Obviously I was not happy. Whether it was because of the Lariam or the huge amount of work that we suddenly had to deal with, or maybe Africa-impressions that I was still working out, I don’t know. I just could not handle it anymore. I felt like a fool; how can one get overworked from travelling? Anyhow, flying back into the jungle of Africa was obviously not so smart.
Meanwhile Antoine’s world was completely turned upside down. Biking through the Sahara desert to west Africa. Continueing from east Africa. All of a sudden via Europe. Back to Africa. Not back to Africa. “This is a big joke, not a world trip”, according to Antoine. He realized that we did not really have a choice at the moment, but he had a very hard time with it.
I had to start looking inside myself. What did I do wrong? Why did I not enjoy travelling? What should I change and why was I travelling in the first place? It sounds strange to start thinking about these questions, six months after departure. I actually thought that I already knew. I travel to meet different people and different cultures, but especially myself.
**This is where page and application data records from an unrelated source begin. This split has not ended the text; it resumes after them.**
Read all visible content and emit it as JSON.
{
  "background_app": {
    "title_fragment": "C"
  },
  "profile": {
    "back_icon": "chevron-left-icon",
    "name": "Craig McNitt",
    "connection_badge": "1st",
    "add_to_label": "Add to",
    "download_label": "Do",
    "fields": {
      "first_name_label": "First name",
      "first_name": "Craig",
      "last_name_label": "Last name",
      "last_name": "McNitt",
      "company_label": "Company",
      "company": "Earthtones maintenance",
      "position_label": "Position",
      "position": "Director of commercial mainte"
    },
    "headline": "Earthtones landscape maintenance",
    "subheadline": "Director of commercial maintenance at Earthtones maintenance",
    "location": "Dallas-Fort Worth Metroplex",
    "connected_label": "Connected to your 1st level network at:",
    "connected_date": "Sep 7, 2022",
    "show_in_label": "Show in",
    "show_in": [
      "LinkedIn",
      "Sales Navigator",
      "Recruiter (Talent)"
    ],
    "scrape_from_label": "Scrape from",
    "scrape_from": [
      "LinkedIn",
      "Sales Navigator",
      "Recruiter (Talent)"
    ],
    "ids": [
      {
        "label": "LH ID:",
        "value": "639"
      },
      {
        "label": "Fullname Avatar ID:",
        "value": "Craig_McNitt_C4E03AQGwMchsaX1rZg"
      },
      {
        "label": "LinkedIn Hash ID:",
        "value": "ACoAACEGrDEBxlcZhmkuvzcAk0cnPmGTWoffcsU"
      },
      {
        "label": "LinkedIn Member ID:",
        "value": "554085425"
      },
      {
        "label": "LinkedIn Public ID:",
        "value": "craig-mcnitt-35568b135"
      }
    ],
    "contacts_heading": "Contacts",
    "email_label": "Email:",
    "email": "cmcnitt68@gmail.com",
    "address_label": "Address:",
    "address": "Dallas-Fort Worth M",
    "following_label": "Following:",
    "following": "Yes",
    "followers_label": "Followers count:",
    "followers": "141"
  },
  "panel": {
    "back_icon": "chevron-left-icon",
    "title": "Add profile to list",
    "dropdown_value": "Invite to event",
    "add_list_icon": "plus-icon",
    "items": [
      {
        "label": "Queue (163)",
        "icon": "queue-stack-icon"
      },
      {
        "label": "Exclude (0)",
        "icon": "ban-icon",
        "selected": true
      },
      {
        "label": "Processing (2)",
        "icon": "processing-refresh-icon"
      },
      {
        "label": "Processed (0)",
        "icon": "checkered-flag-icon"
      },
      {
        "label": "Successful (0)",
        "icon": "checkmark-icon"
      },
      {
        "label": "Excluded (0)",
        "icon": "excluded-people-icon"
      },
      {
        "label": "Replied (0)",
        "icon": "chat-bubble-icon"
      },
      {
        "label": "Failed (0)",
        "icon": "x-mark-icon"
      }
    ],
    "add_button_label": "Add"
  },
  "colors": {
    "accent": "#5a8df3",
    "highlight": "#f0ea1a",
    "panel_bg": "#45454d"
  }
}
To enjoy life, to learn to live in the present. Why was I not succesful in reaching my goals? Slowly I started realizing that I might have had these ambitions, but that I had let go of them during the trip. I had replaced them with other goals. I had addopted Antoine’s travel goals. I walked away from myself. Suddenly I understood why I felt unhappy during such a wonderful journey.
Antoine and I had a lot to talk about. Not only did we have to discuss the practical issues concerning the continuation of our trip, we had to talk about the motives for travelling. What do we want and what is important? Were we fooling ourselves? For Antoine these were and are shocking conversations. We have always easily agreed on everything. Now we are sometimes thinking black and white. It seemed to him that suddenly I had a completely different view on the journey.
That is what it came down to. To reach my goal of being able to live here and now, without looking back or too much into the future, I can not travel with a clear geographical goal or be stuck to time limits. To meet people and different cultures, I do not necessarily need to travel from A to B, going in a circle would be just as fine. Everything that Antoine had been looking forward to for years, was suddenly not so sure. I had fooled him. I had fooled myself.
Physically all the stress I had built up in Africa came out. I was tired, had an infected eye for many weeks and could not stop shaking from time to time. Every conversation though made me feel better, lighter. As if I had found a piece of myself back within our thoughts.
Antoine had replace the Africa-goal with biking to the North cape, something I had suggested myself. Now he needed to let go of that goal as well. I wanted to just leave and see where the wind would push us. That is hard. Every day that is hard. Every day we struggle with deeply rooted internal needs, with our different needs during this journey. When we think we have it down, something new shows up into our spirit, either in mine or in Antoine’s. We left for Skandinavia and have now made it to Sweden. Biking in these northern parts of Europe gives us time to talk, time to think. Because the society is familiar, we have peace and even a feeling of holiday. I enjoy biking again.
Biking with absolutely no goal is not reasonable and not necessary. To me it is important that when circumstances force us to change plans, we can still aprreciate what we have done and not just regret what we have missed. That we are not stuck in our goals and get unhappy over it.
The trip teaches us to get to know each other and ourselves. If we want to continue we will have to face it, whether we like it or not. Flexibility is our motto in this. We can handle a lot, but we have to stay close to ourselves and keep recognizing our needs and our bounderies. These life changing questions are the true travel experiences.
Sitting on my mom’s couch can be very useful to figure some things out, but to really learn about life, we love to travel.